The character that I really related to was Natalie. She was unable and unwilling to hide who she was, but she would protect others (like Meredith) from having to live the life she did. The descriptions of her were fascinating: “The kind of women you don’t want to hang around with unless you’re looking for a dishonorable discharge. The kind that usually gets weeded out after the men in white coats play Twenty Questions during the recruiting process.” I really respect her ability to forgive Meredith for the choice she made; I don’t know that I would have handled the love of my life waltzing back into my life 40 years later and wanting a second chance.
I was surprised that I liked George so much. I didn’t expect from the story summary to like him, and even though he wasn’t actually in very much of the book, I really liked him. It was clear why Meredith loved him, and why Natalie respected and befriended him. He was unlike the other military men, and kept Natalie’s secrets and protected Meredith. Honestly, I would have loved a little more about George, especially his friendship with Natalie. I think it was fascinating that Natalie mentions that she and George “have a bad habit of being attracted to the same woman.” Yet unlike other love triangles, they respected Meredith, and allowed her to make her choice and didn’t fight each other over her. Instead, they both loved Meredith enough to just want whatever she wanted. It was refreshing.
Honestly I was cheering for all of the characters at the end, and didn’t want the book to end. There was a surprise bit at the end that I really appreciated, and honestly I didn’t see it coming. I can’t wait to re-read this book. There was just so much about the book that really resonated with me.
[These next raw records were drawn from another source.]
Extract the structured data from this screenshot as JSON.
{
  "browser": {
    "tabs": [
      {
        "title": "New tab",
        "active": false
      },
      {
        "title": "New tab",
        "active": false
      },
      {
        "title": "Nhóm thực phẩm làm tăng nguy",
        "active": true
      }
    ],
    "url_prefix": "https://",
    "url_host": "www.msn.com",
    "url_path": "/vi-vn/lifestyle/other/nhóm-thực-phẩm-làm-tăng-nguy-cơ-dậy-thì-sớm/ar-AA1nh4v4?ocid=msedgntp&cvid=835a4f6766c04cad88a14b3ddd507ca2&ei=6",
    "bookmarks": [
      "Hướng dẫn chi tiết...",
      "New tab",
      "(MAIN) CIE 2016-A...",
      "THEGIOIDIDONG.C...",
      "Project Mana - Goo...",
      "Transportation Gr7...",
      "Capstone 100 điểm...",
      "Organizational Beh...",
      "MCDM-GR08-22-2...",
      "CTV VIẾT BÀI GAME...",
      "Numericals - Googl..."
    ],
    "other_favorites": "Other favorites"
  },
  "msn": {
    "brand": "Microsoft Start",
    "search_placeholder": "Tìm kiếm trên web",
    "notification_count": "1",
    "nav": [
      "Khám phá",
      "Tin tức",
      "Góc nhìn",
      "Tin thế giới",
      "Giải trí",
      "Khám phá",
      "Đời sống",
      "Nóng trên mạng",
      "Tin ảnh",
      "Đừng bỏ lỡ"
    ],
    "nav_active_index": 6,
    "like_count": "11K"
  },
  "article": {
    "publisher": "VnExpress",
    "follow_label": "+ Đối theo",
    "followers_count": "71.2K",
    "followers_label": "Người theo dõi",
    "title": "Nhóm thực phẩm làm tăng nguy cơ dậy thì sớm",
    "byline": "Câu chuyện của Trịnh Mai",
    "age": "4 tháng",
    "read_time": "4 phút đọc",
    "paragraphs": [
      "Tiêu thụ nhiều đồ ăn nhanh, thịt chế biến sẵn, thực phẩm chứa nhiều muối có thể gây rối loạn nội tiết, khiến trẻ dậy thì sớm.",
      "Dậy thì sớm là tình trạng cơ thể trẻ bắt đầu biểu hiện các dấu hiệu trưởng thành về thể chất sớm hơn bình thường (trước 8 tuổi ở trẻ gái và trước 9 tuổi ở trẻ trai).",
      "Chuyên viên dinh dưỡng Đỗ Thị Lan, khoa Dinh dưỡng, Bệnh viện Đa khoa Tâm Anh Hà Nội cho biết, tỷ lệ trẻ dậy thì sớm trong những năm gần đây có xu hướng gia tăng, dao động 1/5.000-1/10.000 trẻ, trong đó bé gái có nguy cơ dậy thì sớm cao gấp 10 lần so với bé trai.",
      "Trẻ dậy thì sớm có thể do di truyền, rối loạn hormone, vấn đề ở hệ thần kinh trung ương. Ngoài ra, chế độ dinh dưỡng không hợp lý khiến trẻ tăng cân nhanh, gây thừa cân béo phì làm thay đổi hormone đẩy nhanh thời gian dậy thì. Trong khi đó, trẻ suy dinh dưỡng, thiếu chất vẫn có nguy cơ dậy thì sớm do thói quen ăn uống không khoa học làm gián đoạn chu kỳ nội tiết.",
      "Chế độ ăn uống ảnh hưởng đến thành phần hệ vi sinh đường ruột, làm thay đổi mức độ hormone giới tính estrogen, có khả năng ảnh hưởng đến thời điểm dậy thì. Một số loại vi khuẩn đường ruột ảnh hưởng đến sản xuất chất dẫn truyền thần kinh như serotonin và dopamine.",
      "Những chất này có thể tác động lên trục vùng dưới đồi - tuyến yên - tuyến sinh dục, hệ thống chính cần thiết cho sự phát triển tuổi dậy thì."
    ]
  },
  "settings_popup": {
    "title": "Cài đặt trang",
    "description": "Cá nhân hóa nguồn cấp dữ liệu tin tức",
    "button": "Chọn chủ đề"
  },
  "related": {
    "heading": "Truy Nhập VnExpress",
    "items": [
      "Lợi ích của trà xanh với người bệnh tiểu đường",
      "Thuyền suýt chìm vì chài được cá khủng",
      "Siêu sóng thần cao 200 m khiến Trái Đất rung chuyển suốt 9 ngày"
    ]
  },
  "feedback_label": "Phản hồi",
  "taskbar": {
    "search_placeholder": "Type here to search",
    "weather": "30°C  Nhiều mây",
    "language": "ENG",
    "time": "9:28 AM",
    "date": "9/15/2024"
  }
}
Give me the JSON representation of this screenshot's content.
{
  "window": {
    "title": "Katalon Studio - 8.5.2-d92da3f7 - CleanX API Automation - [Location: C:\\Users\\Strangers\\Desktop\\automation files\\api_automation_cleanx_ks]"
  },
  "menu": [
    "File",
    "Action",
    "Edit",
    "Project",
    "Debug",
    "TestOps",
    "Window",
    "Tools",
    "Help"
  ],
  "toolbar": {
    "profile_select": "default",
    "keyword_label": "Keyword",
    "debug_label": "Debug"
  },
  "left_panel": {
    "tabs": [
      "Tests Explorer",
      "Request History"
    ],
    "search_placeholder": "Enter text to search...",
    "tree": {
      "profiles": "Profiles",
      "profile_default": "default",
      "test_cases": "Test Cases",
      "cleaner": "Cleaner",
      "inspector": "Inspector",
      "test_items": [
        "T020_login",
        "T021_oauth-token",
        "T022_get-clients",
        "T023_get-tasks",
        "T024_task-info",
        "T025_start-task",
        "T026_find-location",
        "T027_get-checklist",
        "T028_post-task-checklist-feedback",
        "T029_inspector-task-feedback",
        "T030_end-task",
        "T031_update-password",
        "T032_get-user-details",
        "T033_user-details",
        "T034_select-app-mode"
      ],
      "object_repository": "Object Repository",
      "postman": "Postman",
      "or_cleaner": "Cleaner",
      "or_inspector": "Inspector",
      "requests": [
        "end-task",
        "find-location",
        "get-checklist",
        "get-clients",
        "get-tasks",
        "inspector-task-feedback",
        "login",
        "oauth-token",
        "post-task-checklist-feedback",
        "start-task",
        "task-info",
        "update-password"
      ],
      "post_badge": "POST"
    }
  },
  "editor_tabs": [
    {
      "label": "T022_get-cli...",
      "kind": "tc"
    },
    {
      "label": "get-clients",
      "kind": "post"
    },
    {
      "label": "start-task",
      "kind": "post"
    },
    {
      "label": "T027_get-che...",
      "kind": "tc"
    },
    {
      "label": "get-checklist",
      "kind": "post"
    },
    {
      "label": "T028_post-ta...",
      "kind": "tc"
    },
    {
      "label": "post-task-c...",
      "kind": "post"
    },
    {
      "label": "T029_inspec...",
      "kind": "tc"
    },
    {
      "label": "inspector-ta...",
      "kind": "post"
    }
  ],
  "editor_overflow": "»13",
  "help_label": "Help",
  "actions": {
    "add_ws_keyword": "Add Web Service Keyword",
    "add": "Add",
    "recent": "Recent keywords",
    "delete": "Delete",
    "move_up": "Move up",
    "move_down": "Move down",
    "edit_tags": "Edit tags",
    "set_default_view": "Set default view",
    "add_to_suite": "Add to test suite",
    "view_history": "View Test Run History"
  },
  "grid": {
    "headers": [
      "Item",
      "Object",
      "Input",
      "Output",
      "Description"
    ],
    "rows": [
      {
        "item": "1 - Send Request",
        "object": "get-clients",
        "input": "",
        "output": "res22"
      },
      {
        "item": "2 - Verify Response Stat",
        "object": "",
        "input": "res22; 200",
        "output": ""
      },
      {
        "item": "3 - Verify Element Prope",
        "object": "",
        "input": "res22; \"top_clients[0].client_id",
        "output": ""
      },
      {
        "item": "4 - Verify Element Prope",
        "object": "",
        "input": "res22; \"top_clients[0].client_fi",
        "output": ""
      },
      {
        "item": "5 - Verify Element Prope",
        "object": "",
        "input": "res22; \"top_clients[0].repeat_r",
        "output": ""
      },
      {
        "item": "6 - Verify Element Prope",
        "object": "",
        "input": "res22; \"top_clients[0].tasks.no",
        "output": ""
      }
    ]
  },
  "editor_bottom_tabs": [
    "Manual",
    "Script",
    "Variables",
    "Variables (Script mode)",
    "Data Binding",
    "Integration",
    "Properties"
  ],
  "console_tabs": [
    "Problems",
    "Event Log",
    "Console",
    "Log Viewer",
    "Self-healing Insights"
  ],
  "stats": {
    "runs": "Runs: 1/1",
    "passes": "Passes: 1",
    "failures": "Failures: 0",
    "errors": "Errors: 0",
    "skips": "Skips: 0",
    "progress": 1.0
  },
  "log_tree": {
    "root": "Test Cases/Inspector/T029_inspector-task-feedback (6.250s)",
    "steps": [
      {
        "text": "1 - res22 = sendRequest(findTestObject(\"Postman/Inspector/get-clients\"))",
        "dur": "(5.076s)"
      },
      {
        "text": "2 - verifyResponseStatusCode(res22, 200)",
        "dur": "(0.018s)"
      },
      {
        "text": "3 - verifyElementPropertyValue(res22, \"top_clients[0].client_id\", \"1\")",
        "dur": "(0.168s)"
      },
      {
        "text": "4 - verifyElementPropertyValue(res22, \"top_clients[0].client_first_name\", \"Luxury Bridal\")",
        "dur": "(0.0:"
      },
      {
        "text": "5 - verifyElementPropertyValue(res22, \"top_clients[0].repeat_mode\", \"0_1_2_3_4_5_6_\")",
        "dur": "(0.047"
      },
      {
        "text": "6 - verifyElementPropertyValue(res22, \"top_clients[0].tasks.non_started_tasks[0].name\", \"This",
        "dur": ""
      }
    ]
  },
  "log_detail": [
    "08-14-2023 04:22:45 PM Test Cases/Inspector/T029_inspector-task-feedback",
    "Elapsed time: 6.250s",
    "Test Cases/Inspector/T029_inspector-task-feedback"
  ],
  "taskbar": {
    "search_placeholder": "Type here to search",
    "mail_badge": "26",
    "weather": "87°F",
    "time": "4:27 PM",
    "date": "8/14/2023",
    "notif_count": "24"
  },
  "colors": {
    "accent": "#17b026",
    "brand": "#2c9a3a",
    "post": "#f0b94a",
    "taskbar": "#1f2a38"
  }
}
Final Verdict: A surprisingly good read that keeps you hooked until the very end and cheering for all the characters.